Creative Culture

CREATIVE CONTEST: “Split Ends” by Elizabeth Beckett

While we wait for issue 167 to come out and reveal the winner of Quench’s Creative Contest, here is a short story which deals with love, adultery, and a surprising finale. Enjoy!

Split Ends by Elizabeth Beckett

Her fingers were hard and broken from washing and cutting and perming and dying and curling and shaving hair all day long. And it was a long day. She had learned to shut out the constant babble of whoever sat in her chair. Everyone who placed themselves in front of her mirror felt the need to share their deepest darkest secrets as if she was some superhuman being who not only cared to know but also wouldn’t say anything afterward.

The final customer of the day finally arrived just as the sun was setting.
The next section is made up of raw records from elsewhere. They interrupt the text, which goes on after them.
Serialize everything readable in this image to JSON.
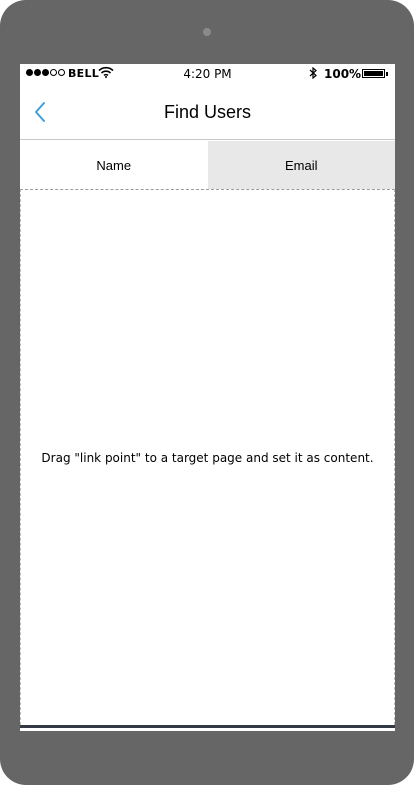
{
  "status_bar": {
    "carrier": "BELL",
    "time": "4:20 PM",
    "battery": "100%",
    "signal_dots_filled": 3,
    "signal_dots_total": 5
  },
  "nav": {
    "title": "Find Users",
    "back_icon": "chevron-left-icon",
    "accent_color": "#3aa0d8"
  },
  "tabs": [
    {
      "label": "Name",
      "active": true
    },
    {
      "label": "Email",
      "active": false
    }
  ],
  "content": {
    "hint": "Drag \"link point\" to a target page and set it as content."
  }
}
She was just praying to get through it without another one airing their dirty laundry all over her shop. A woman, middle-aged, not too much older than she walked in and sat down in the chair. She had chestnut brown hair, which reached the middle of her back; she wanted it cut down to her shoulders.
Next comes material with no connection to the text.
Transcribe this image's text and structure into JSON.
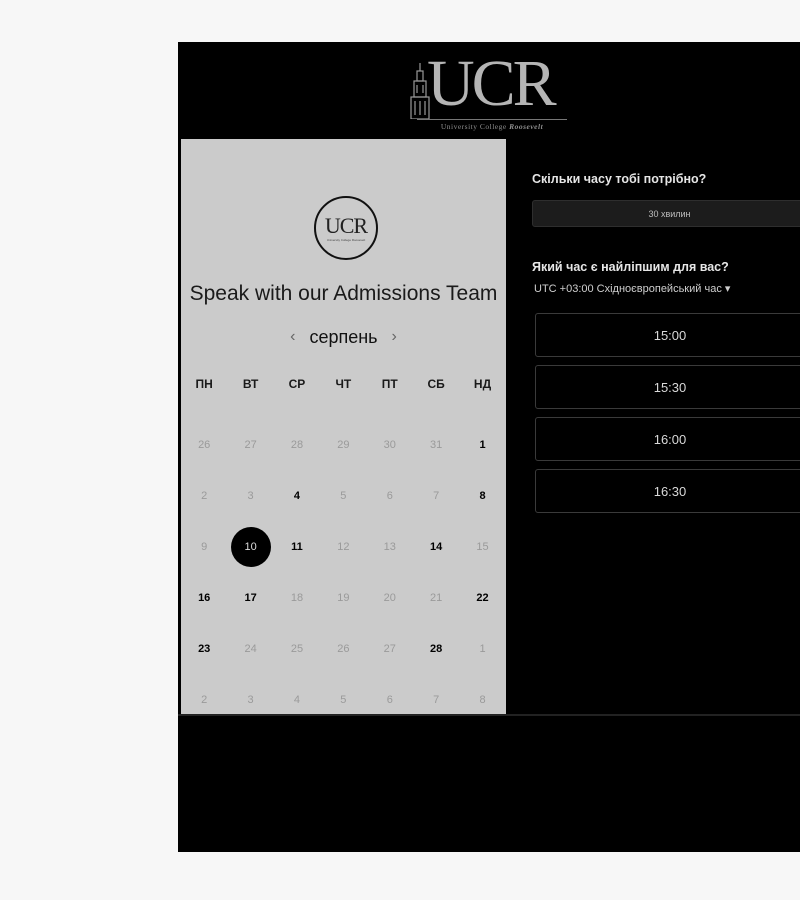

“This new guy I’ve been seeing, he’s a fan of short hair, says that it makes a woman look more sophisticated,” she said. “I like the length of yours,” commented as an afterthought.

The hairdresser looked at her reflection in the mirror, her always perfectly tailored hair resting lightly on her shoulders.

“Although, my husband likes my hair long so I’m sure he’ll get a shock later on tonight,” the woman giggled, flashing her too big wedding band and shaking her shoulders in a gestured that made her appear to be young enough to have an exciting affair.

Here we go again, the hairdresser thought as she rolled her and sprayed water all over the woman’s locks. Adultery was often a common topic at her station. It always gave her good material to tell her daughters who loved a bit of gossip. She, however, had no patience for it.

“But my new fellow, James, he works in advertising; says he’s going to put me in one of his commercials. I’ve always fancied myself a bit of an actress.” The client continued to prattle on.

“That’s nice,” said the hairdresser, passively, as she reached for her comb and scissors, getting ready to start.

“I just wished he would leave his wife. He’s so bored by her but can’t seem to leave because of the children. But they are old enough that it wouldn’t be a problem. You see, I’ve got no children of my own, so I don’t have that problem. But I’ve never seen his wife, so I am a bit curious.” She paused. “She’s also a hairdresser you know, I wonder if you know her?”

“What’s her name?” The hairdresser replied as she looked up from where she was cutting off her split ends.

“Lucy Watson.”

Lucy’s hands froze mid-cut. She had been so happy when James had gotten a new job in advertising.

“No, I don’t know her,” Lucy replied as she carefully put down the scissors.

“That’s a shame. I was hoping you would be able to tell me what she looks like? If I have anything to worry about?” She laughed.

Lucy nodded, picking up the straight razor. Pulling the woman’s head back, she placed the razor at the root of her head and dug in, sawing along into her scalp. The woman screamed struggling in her seat as blood began to drip down her face, pooling in her mouth.

Unhurried and entranced, the scalp was completely removed. Lucy calmly puts down the blood-soaked razor and walked out the door, scalp still in hand.

She had been walking for an hour before the police caught up with her. She had blood splattered on her face, hands soaked in gore. Somewhere along the way, she had lost the scalp. Without struggle, she was placed in the back of the car and driven away. Unfortunately, they still can’t find the scalp.